What makes the city of Bhopal in India famous? It is crowned with a huge lake, and is dubbed the City of Lakes. Have you heard of its amazing inter-religious harmony- Christians, Jains, Hindus-- all respect each other-- and almost a third of its population Muslim? Have you heard of Bhopal's prosperity with small commercial enterprises of jute, textiles and pottery along with a predominance of farming?

For those of us over 40 years, we know Bhopal as having the largest ever industrial disaster in 1984 with 4,000-16,000 deaths. The villain, Union Carbide, leaked 40 tons of deadly methyl isocyanate gas (MIC or cyanide), being produced for pesticides. As with Cherynobol and BP's Deepwater explosion in the Gulf, the safety mechanisms were inadequate and the danger was minimized so that profit could be maximized.Read more

Moving Mountains in Nepal

On the road to Pokara

The first of June saw the last day of our Nepal marathon—6 days straight doing AVP workshops.The last three days were at PsychDesk, a counseling/training center. Eighteen graduate psych students and social workers came, about ten were turned away for lack of space.

During AVP we often ask around the room, "Where would you most want to visit in the world?" 60% of the participants wanted to visit special temples, or natural phenomenon like Mustang, Muktinath or Manag -- all within Nepal. Any other workshop people want to visit new countries. But there's no place like Nepal. Please enjoy some photos posted below.Read more
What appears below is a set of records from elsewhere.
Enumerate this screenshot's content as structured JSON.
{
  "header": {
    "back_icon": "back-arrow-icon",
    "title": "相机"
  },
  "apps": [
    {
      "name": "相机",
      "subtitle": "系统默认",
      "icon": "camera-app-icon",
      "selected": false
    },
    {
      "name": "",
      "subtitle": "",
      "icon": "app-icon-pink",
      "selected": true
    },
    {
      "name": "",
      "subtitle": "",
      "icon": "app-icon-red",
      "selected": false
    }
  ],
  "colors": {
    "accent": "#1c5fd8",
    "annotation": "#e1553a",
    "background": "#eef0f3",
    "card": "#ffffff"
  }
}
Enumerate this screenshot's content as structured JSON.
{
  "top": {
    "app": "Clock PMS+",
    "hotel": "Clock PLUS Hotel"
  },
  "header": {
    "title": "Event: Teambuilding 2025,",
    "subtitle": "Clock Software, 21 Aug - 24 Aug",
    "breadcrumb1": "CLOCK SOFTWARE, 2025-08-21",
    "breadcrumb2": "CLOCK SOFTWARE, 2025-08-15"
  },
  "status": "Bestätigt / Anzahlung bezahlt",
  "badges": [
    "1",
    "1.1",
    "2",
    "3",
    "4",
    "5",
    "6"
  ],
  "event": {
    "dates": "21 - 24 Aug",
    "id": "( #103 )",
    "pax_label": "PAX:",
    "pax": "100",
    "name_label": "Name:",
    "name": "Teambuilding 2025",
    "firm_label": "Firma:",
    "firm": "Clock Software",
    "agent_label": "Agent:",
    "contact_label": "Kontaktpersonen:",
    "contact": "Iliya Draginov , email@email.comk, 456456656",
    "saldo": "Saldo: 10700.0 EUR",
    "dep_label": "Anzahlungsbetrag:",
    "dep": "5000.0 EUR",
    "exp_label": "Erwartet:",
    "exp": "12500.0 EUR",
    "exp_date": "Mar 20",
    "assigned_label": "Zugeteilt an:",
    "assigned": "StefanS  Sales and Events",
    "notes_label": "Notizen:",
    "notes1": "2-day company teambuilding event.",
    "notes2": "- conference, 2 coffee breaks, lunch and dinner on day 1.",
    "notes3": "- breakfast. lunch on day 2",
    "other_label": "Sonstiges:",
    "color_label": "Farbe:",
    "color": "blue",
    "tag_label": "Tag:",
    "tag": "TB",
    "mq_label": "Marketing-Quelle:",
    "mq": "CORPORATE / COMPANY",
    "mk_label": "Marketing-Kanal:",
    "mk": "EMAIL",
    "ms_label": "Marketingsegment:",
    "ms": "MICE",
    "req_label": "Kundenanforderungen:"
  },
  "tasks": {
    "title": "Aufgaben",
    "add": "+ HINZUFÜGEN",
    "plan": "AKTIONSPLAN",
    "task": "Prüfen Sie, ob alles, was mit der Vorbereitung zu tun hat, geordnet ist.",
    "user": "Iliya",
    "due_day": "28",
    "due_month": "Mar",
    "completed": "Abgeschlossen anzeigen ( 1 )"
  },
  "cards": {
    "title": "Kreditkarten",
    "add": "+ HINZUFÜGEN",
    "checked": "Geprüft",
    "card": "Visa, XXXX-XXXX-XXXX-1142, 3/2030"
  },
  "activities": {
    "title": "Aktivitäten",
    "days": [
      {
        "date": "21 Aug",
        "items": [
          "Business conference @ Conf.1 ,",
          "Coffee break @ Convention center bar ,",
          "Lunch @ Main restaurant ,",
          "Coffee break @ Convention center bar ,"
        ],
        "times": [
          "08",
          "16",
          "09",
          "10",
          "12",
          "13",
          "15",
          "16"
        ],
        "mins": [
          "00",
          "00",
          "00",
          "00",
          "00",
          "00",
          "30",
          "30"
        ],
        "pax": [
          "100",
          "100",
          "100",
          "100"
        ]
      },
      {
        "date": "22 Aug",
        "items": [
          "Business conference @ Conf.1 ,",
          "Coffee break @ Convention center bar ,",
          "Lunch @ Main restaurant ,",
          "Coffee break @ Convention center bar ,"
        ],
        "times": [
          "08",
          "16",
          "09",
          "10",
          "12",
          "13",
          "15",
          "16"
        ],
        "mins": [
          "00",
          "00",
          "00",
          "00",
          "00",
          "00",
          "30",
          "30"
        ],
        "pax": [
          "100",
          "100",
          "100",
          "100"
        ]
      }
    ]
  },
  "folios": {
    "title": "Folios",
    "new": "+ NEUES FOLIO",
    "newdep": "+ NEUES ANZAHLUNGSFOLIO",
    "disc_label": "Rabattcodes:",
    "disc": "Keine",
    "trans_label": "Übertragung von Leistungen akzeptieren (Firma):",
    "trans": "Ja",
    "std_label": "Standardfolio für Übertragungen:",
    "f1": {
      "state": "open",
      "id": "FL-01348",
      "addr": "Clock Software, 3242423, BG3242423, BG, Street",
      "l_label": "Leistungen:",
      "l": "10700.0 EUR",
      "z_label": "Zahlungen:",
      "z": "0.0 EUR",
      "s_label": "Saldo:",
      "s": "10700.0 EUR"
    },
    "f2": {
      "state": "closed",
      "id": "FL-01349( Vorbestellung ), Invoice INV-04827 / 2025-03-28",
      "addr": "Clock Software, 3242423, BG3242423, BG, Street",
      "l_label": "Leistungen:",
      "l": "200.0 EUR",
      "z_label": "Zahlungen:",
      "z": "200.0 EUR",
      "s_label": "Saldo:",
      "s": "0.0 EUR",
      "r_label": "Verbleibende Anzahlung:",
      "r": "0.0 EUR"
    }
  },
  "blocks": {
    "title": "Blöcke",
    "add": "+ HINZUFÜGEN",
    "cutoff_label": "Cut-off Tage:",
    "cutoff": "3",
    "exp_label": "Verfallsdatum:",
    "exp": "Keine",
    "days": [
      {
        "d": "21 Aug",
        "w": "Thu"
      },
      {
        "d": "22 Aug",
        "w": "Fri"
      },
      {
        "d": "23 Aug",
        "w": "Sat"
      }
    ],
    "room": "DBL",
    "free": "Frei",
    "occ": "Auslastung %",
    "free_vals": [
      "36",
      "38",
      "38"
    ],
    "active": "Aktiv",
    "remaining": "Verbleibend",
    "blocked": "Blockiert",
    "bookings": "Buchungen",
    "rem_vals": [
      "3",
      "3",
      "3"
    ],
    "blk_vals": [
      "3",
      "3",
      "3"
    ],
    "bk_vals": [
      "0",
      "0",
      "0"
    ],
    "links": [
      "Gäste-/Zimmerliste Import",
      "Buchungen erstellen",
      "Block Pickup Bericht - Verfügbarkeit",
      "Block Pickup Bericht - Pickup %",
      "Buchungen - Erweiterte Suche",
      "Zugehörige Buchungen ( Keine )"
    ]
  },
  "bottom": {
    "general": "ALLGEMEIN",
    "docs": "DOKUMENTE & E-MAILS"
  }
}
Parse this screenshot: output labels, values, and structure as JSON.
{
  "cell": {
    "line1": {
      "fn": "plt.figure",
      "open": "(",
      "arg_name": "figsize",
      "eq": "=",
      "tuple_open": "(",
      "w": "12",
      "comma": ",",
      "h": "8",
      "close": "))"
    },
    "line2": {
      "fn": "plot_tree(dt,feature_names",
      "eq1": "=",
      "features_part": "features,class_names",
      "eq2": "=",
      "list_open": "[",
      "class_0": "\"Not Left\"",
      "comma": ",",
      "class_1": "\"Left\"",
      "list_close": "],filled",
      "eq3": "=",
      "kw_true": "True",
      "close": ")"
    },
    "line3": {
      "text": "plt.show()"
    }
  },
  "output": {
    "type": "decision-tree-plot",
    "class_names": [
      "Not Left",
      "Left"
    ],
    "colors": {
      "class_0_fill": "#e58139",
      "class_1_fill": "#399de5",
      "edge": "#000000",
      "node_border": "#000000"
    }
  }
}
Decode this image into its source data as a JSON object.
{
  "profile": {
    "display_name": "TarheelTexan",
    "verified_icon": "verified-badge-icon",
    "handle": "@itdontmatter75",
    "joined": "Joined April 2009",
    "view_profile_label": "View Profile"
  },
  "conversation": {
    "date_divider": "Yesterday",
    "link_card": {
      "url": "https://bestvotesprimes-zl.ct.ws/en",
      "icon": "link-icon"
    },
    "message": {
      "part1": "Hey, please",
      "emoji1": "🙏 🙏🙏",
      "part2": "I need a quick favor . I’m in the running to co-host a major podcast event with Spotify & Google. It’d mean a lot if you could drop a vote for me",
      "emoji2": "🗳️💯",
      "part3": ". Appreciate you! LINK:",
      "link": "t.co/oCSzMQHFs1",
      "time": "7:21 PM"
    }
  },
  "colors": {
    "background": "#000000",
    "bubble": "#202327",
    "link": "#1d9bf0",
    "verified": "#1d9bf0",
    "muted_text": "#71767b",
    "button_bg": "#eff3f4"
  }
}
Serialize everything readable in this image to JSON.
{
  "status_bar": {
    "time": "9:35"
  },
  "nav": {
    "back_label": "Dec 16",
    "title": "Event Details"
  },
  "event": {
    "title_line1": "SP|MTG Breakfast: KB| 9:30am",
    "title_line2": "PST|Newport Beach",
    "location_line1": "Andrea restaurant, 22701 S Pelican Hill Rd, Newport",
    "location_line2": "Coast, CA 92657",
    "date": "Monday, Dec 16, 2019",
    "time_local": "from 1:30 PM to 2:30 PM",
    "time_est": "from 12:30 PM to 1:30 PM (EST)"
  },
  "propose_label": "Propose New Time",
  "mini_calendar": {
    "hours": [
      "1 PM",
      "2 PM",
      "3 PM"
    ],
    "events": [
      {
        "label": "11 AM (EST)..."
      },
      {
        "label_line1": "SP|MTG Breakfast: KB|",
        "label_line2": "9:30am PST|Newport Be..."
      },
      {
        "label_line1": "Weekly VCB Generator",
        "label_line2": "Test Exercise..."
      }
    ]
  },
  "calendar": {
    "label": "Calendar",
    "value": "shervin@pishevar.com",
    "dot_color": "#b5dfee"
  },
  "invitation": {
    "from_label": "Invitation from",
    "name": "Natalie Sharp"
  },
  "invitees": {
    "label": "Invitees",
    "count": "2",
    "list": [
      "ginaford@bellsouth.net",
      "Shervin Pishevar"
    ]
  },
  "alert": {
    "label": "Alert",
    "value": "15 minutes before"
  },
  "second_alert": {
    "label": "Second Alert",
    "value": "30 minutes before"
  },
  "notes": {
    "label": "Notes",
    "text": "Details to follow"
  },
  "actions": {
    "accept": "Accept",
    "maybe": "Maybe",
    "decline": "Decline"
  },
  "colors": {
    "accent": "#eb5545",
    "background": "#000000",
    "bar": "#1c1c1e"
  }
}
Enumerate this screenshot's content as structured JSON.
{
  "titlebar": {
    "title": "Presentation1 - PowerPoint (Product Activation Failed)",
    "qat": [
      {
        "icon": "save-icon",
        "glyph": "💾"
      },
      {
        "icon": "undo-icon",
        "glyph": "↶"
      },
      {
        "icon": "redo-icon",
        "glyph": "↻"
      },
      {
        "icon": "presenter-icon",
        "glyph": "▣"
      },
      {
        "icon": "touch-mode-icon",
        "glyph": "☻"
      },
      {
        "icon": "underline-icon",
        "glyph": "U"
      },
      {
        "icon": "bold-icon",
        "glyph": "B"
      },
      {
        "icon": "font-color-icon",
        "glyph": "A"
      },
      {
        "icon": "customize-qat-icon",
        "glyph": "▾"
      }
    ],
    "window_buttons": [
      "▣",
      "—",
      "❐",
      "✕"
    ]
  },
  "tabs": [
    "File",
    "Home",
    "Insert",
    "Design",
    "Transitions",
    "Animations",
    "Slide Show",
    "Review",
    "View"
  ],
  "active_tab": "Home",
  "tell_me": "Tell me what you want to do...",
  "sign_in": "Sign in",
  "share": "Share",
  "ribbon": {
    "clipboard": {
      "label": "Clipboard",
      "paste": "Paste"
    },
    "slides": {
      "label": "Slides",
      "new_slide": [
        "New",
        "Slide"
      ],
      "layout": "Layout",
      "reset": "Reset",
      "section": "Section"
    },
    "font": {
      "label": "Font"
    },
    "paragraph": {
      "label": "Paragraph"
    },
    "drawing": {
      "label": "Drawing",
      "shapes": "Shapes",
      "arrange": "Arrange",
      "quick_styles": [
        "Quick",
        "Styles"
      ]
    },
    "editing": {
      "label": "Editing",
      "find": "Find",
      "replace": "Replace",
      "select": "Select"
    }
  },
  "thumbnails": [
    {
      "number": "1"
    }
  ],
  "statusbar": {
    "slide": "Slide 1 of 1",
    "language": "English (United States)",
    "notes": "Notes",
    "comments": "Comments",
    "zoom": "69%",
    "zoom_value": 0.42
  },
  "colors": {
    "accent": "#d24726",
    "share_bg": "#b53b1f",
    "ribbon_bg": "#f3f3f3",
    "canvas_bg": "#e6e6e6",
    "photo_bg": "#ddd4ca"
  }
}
Peace Stakes among Rural Friends

First AVP workshop with Nepal Quakers
First AVP workshop with Nepal Quakers

We facilitated an AVP workshop in Ramecchap Nepal for 18 Evangelical Friends. These Friends are not used to workshops on peace, social issues or self-esteem. The church has no running water nor chairs. But these Quakers were very savvy about social justice. They survived an earthquake; they heard about the generous world-wide donations after this disaster, and they knew that this money wasn't distributed fairly.

Older sister (maybe 7 years) helps babysit
Older sister (maybe 7 years) helps babysit

These friends are not scholars, but they are wise in the ways of structural violence. They are fishermen and farmers living where the rivers run more and more turbid and the soil is too rocky to support crops. They live on steep mountainsides with frequent landslides. Nepal government released $150 for any earthquake family victim. Now the monsoon season has begun and the government's many promises to disperse the international aid has not occured. Fifty years ago people in Ramecchap lived with milk and honey, their land a jewel. Now, what are they?--the salt of the rumbling earth.Read more